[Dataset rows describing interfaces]
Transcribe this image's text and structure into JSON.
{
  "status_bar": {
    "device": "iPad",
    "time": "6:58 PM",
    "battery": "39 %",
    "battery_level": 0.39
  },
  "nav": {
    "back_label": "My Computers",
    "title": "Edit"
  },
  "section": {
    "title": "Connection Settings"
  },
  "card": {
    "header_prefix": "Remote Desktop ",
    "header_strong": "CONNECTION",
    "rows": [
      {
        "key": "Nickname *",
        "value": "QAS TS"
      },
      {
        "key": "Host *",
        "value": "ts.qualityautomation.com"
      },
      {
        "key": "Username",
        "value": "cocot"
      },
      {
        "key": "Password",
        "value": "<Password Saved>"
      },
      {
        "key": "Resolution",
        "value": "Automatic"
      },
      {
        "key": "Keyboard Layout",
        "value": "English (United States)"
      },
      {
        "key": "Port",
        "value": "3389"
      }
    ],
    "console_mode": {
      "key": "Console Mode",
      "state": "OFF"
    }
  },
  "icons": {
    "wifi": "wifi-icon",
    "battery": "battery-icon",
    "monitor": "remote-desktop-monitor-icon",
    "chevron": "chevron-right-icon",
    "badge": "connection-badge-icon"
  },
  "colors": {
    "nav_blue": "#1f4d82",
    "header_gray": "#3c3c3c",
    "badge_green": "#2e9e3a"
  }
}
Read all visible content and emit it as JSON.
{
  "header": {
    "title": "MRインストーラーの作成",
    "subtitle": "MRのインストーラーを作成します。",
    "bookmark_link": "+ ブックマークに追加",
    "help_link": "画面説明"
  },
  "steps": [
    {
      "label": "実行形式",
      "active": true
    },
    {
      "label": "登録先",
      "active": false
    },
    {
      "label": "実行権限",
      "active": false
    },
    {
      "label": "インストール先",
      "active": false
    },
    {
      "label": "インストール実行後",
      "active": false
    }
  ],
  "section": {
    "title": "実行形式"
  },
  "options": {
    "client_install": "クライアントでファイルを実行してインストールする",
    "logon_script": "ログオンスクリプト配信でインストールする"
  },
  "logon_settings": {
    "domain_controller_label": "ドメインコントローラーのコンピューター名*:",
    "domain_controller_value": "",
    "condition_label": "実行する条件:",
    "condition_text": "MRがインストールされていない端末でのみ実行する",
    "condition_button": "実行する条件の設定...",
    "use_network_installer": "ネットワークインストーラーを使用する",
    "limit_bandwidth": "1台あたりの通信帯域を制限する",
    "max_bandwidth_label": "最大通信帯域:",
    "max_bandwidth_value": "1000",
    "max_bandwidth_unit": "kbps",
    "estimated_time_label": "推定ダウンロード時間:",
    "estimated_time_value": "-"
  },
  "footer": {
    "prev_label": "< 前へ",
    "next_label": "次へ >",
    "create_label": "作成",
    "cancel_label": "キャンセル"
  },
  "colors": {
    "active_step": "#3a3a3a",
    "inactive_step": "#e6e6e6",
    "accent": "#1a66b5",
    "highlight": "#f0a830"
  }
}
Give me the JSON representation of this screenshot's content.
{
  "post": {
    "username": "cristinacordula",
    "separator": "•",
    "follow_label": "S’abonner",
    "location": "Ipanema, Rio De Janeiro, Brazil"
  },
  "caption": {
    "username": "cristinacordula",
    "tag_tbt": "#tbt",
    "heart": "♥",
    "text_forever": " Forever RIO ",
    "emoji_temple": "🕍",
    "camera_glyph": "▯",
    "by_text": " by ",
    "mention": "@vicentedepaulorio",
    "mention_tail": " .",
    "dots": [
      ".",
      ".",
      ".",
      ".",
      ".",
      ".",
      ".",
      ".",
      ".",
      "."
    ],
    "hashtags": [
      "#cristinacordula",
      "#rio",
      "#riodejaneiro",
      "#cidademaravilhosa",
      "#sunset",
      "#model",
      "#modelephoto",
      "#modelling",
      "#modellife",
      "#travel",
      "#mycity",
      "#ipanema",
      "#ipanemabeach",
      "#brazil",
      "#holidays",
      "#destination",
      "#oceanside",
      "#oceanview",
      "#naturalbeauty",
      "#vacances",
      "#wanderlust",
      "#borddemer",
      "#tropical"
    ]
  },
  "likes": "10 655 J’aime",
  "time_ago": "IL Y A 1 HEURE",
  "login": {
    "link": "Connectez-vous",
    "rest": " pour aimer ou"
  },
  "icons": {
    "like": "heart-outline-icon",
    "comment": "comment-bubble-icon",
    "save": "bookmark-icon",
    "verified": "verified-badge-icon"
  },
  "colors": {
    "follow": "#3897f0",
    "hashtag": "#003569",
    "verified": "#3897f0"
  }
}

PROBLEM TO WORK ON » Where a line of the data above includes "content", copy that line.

TASK RESULT »
Read all visible content and emit it as JSON.
Give me the JSON representation of this screenshot's content.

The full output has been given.